[EDIT] - never mind… I read on and saw where it really samples. I assume that datasheet sentence I quoted above is incorrect?

So does your SPI controller let you transfer an arbitrary number of bits? I don’t think the AVR one can. From memory I think it always transfers 8 bits. So unless dumbassprog bit-bangs it all with GPIO pins he may not be able to take advantage of your optimisation.

The short answer is that you can do this with byte oriented SPI. The ESP8266 will do any bitlength, but you can do it using byte boundaries and extracting your result from the result bytes with masks and shifts.

On the leading side of the transaction, there can be any number of zeroes, as the transaction is defined by the start one bit. So three leading zeroes, the start, the diff, then the three bit channel address. That’s the first byte.

Now wait awhile (a really long while with 470K voltage dividers - couple of us with the 4.7K and 10uf cap). CS remains low.

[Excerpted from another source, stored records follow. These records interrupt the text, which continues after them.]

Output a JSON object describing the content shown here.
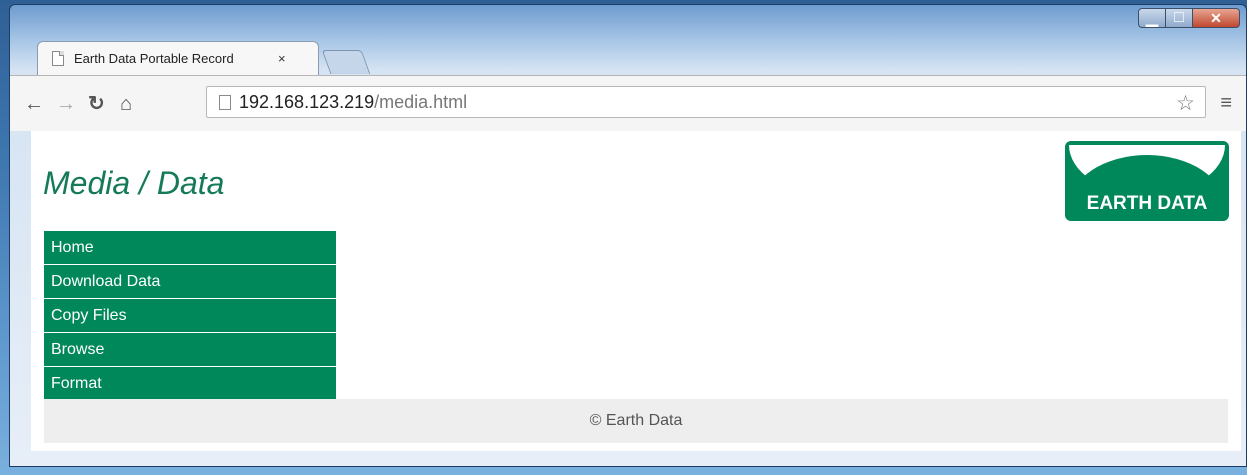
{
  "browser": {
    "tab_title": "Earth Data Portable Record",
    "tab_close": "×",
    "url_host": "192.168.123.219",
    "url_path": "/media.html",
    "icons": [
      "back-icon",
      "forward-icon",
      "reload-icon",
      "home-icon",
      "page-icon",
      "star-icon",
      "menu-icon"
    ]
  },
  "page": {
    "title": "Media / Data",
    "logo_text": "EARTH DATA",
    "nav": [
      "Home",
      "Download Data",
      "Copy Files",
      "Browse",
      "Format"
    ],
    "footer": "© Earth Data"
  },
  "colors": {
    "brand_green": "#00875a",
    "title_green": "#157a59"
  }
}
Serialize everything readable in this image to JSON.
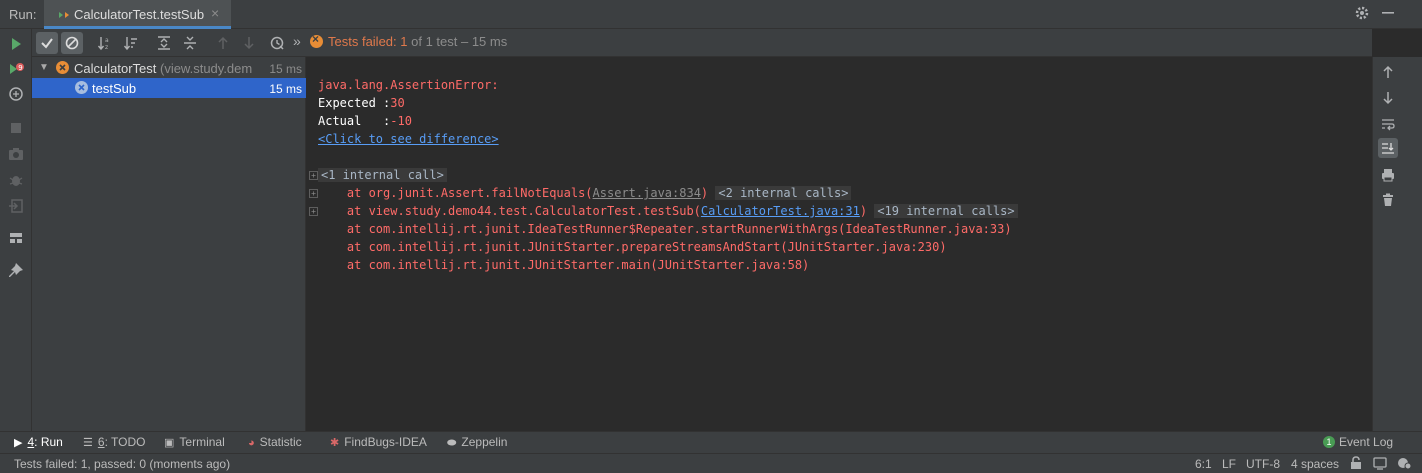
{
  "header": {
    "run_label": "Run:",
    "tab_label": "CalculatorTest.testSub",
    "tab_close": "×"
  },
  "toolbar": {
    "more": "»",
    "status_prefix": "Tests failed: ",
    "failed_count": "1",
    "status_suffix": " of 1 test – 15 ms"
  },
  "tree": {
    "root": {
      "name": "CalculatorTest",
      "package": " (view.study.dem",
      "time": "15 ms"
    },
    "child": {
      "name": "testSub",
      "time": "15 ms"
    }
  },
  "console": {
    "error_line": "java.lang.AssertionError:",
    "expected_label": "Expected :",
    "expected_value": "30",
    "actual_label": "Actual   :",
    "actual_value": "-10",
    "diff_link": "<Click to see difference>",
    "internal_call_1": "<1 internal call>",
    "trace1_prefix": "    at org.junit.Assert.failNotEquals(",
    "trace1_link": "Assert.java:834",
    "trace1_suffix": ")",
    "trace1_fold": "<2 internal calls>",
    "trace2_prefix": "    at view.study.demo44.test.CalculatorTest.testSub(",
    "trace2_link": "CalculatorTest.java:31",
    "trace2_suffix": ")",
    "trace2_fold": "<19 internal calls>",
    "trace3": "    at com.intellij.rt.junit.IdeaTestRunner$Repeater.startRunnerWithArgs(IdeaTestRunner.java:33)",
    "trace4": "    at com.intellij.rt.junit.JUnitStarter.prepareStreamsAndStart(JUnitStarter.java:230)",
    "trace5": "    at com.intellij.rt.junit.JUnitStarter.main(JUnitStarter.java:58)"
  },
  "bottom_tabs": {
    "run_num": "4",
    "run_label": ": Run",
    "todo_num": "6",
    "todo_label": ": TODO",
    "terminal": "Terminal",
    "statistic": "Statistic",
    "findbugs": "FindBugs-IDEA",
    "zeppelin": "Zeppelin",
    "event_count": "1",
    "event_log": "Event Log"
  },
  "statusbar": {
    "message": "Tests failed: 1, passed: 0 (moments ago)",
    "position": "6:1",
    "line_sep": "LF",
    "encoding": "UTF-8",
    "indent": "4 spaces"
  },
  "icons": {
    "run": "play-icon",
    "rerun_failed": "rerun-failed-icon",
    "debug": "debug-icon",
    "stop": "stop-icon",
    "snapshot": "camera-icon",
    "bug": "bug-icon",
    "exit": "exit-icon",
    "layout": "layout-icon",
    "pin": "pin-icon",
    "settings": "gear-icon",
    "minimize": "minimize-icon"
  },
  "colors": {
    "failed": "#e0794c",
    "error_text": "#ff6b68",
    "link": "#589df6",
    "selection": "#2f65ca",
    "run_green": "#59a869"
  }
}
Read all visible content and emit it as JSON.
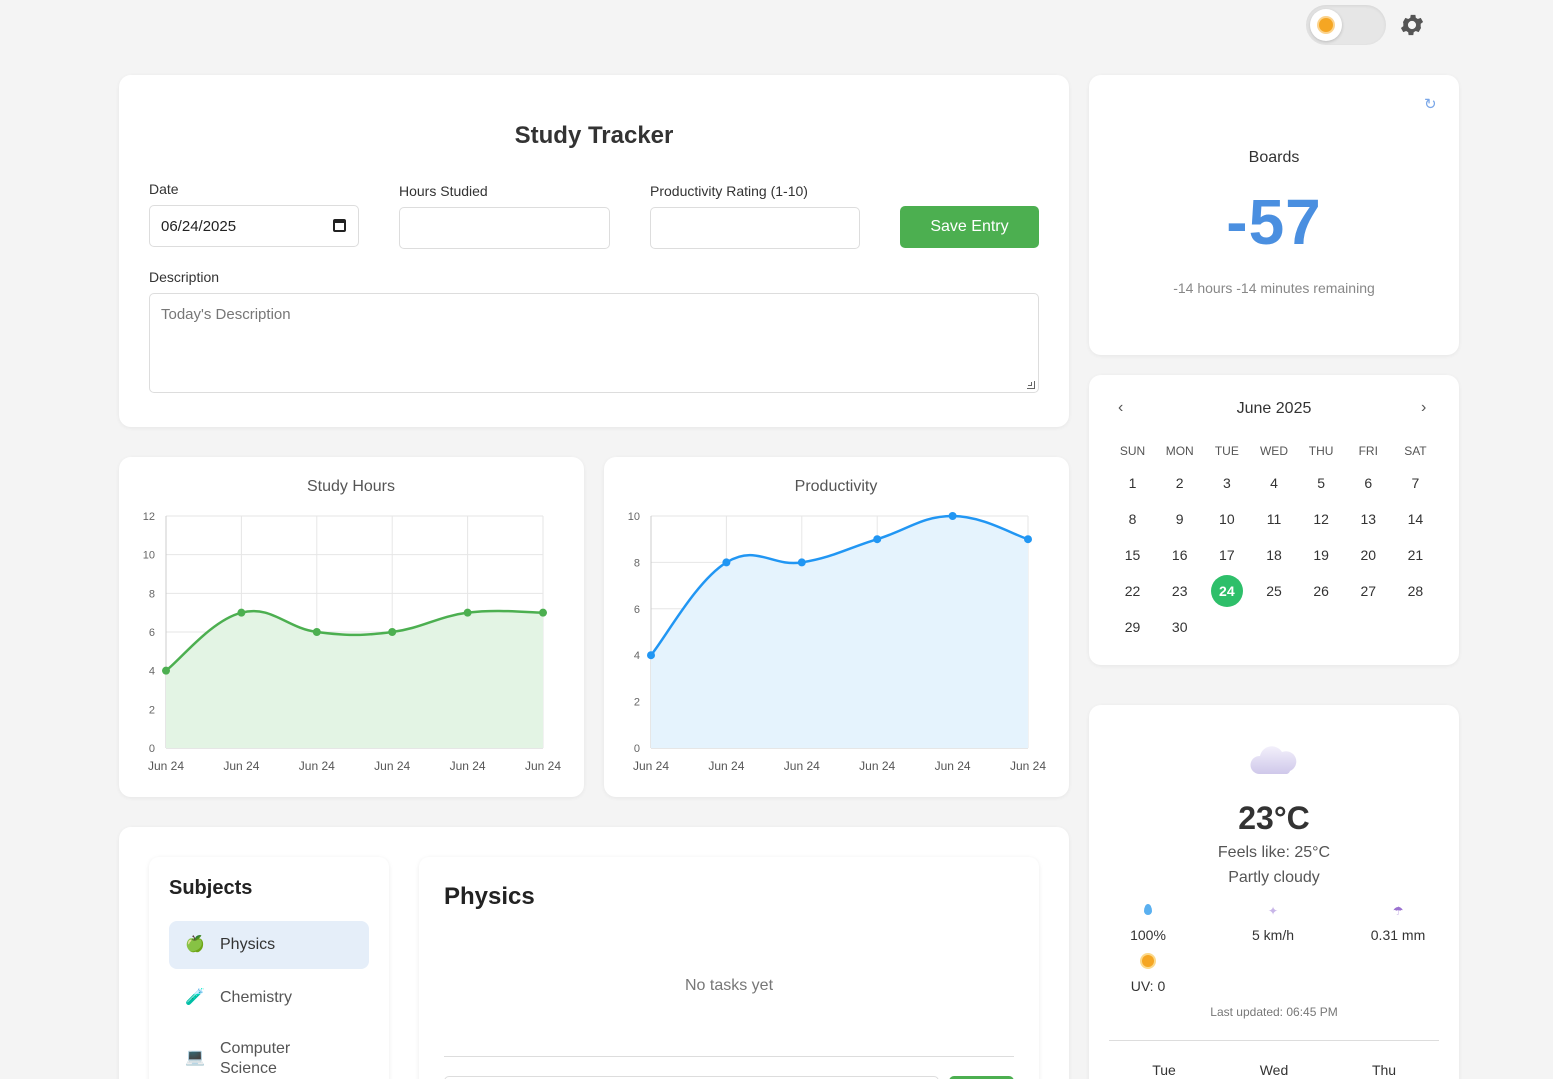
{
  "header": {
    "theme_icon": "sun-icon",
    "settings_icon": "gear-icon"
  },
  "tracker": {
    "title": "Study Tracker",
    "date_label": "Date",
    "date_value": "06/24/2025",
    "hours_label": "Hours Studied",
    "hours_value": "",
    "productivity_label": "Productivity Rating (1-10)",
    "productivity_value": "",
    "save_label": "Save Entry",
    "description_label": "Description",
    "description_placeholder": "Today's Description"
  },
  "chart_data": [
    {
      "type": "area",
      "title": "Study Hours",
      "categories": [
        "Jun 24",
        "Jun 24",
        "Jun 24",
        "Jun 24",
        "Jun 24",
        "Jun 24"
      ],
      "values": [
        4,
        7,
        6,
        6,
        7,
        7
      ],
      "ylim": [
        0,
        12
      ],
      "yticks": [
        0,
        2,
        4,
        6,
        8,
        10,
        12
      ],
      "color": "#4caf50",
      "fill": "#e3f4e4",
      "grid": true
    },
    {
      "type": "area",
      "title": "Productivity",
      "categories": [
        "Jun 24",
        "Jun 24",
        "Jun 24",
        "Jun 24",
        "Jun 24",
        "Jun 24"
      ],
      "values": [
        4,
        8,
        8,
        9,
        10,
        9
      ],
      "ylim": [
        0,
        10
      ],
      "yticks": [
        0,
        2,
        4,
        6,
        8,
        10
      ],
      "color": "#2196f3",
      "fill": "#e5f3fd",
      "grid": true
    }
  ],
  "subjects": {
    "title": "Subjects",
    "items": [
      {
        "label": "Physics",
        "icon": "🍏",
        "active": true
      },
      {
        "label": "Chemistry",
        "icon": "🧪",
        "active": false
      },
      {
        "label": "Computer Science",
        "icon": "💻",
        "active": false
      }
    ]
  },
  "physics": {
    "title": "Physics",
    "empty_text": "No tasks yet"
  },
  "boards": {
    "refresh_icon": "↻",
    "title": "Boards",
    "count": "-57",
    "remaining": "-14 hours -14 minutes remaining"
  },
  "calendar": {
    "month": "June 2025",
    "prev": "‹",
    "next": "›",
    "weekdays": [
      "SUN",
      "MON",
      "TUE",
      "WED",
      "THU",
      "FRI",
      "SAT"
    ],
    "start_offset": 0,
    "days_in_month": 30,
    "today": 24
  },
  "weather": {
    "temp": "23°C",
    "feels_like": "Feels like: 25°C",
    "description": "Partly cloudy",
    "humidity": "100%",
    "wind": "5 km/h",
    "precipitation": "0.31 mm",
    "uv": "UV: 0",
    "updated": "Last updated: 06:45 PM",
    "forecast_days": [
      "Tue",
      "Wed",
      "Thu"
    ]
  }
}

Now read two bytes. The first two bits will be arbitrary bits, followed by the 12 result bits msb first. If you leave CS low and the clock running after that, it will continue with the result in little endian format, beginning with the second bit (lsb is not duplicated). Even after the 11 additional little endian bits are transferred, the data sheet says you can leave CS low and the SPI clock running, and it will continue to pump out zeroes.)

Since publishing that technique, I’ve started using LM358 op-amps for the bias and no longer need to extend the s&h time, but this technique worked great with the 4.7K bias supply and a couple of microseconds extra s&h time. Whenever I would try to reduce it, the sample average (offset) would start to sag from ~2048.

EDIT: I hadn’t looked at that stuff in months and wrote the above from memory. The basic principle is correct but in looking at my code and datasheet, I dropped a bit in the explanation. I’ve corrected that. An entire transaction is 19 bits. When you add the three leading zero bits to byte align the S&H period and transfer 3 bytes, the result is in the low order 6 bits of the first output byte (of the second two byte spi transfer) followed by the high order six bits of the next.

uint16_t result = word((*spiout & 0x3f), *(spiout+1) ) >> 2;